Graham Holmberg (2010 CrossFit Games Champion)

Chris Spealler (competed in every CrossFit Games)

Jason Khalipa (2008 CrossFit Games Champion)

Ben Smith (3rd place 2011 CrossFit Games)

Cheryl Brost (7th place 2011 CrossFit Games)

Yes, all of the athletes at the top of the sport use Progenex. Guess what it contains? You got it, whey protein. In fact, almost none of the top CrossFit athletes eat Paleo or Zone but that is another blog for another time.

Khalipa protein

The reality is that any athlete at the top of his or her game that uses a protein supplement uses one that has whey protein in it. You can’t even find a high level competitor in any sport that uses a protein supplement other than a whey protein supplement. You think Lebron James is dunking in people’s faces while taking pea protein? You think Tiger Woods hits the ball 320 yards by taking hemp protein? You think Albert Pujols smashes 50 homers per year taking rice protein? Fat chance.

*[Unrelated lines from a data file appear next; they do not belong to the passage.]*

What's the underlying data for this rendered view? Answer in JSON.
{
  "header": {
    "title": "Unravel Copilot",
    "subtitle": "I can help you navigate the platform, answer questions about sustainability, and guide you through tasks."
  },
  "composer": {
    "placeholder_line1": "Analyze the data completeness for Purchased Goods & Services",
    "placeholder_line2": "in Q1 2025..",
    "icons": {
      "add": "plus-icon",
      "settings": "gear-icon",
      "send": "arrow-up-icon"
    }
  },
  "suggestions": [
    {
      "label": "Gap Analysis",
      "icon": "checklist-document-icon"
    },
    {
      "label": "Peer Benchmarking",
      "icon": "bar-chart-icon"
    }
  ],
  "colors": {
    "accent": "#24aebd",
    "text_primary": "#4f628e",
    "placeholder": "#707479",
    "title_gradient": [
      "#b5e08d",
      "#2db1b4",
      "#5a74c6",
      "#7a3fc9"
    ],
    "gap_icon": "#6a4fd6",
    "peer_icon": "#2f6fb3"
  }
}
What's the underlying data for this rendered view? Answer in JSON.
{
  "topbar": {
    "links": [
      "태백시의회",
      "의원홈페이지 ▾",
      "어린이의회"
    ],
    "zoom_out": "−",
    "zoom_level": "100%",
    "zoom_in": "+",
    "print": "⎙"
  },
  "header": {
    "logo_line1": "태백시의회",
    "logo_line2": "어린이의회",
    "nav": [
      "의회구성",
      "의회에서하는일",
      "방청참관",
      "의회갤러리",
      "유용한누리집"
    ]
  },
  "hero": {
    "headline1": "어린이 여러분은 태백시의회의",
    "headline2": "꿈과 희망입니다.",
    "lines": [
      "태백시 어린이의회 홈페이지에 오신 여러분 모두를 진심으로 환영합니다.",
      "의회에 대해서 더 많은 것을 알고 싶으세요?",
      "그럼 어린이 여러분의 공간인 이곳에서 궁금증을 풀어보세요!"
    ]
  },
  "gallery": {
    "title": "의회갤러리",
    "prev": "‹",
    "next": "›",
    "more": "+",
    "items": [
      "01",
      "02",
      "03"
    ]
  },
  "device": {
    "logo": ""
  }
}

This is a great article  and interview with John Broz who owns Average Broz gym in Las Vegas.  You can read more about John in the article but the short of it is John trained under a legendary Bulgarian weightlifter and trains his guys under the Bulgarian method which is basically to max out on every exercise for that session, every day.  This kind of methodology flies in the face of everything we have traditionally heard.  Most of us program at least 2 rest days into our week but John’s guys take one every 2 weeks.

His methods are controversial to some but one thing is for sure, they work. All of his lifters are super strong and you can see this with the videos embedded in the article and well as the other videos in his YouTube site.  I highly suggest you watch them.  I have personally tried this for one week and was most definitely beaten up at the end but with two days rest, I did come back stronger the next week.  I would love to have the time to give this a go for one straight month but maybe one of you will do it and let me know how it goes.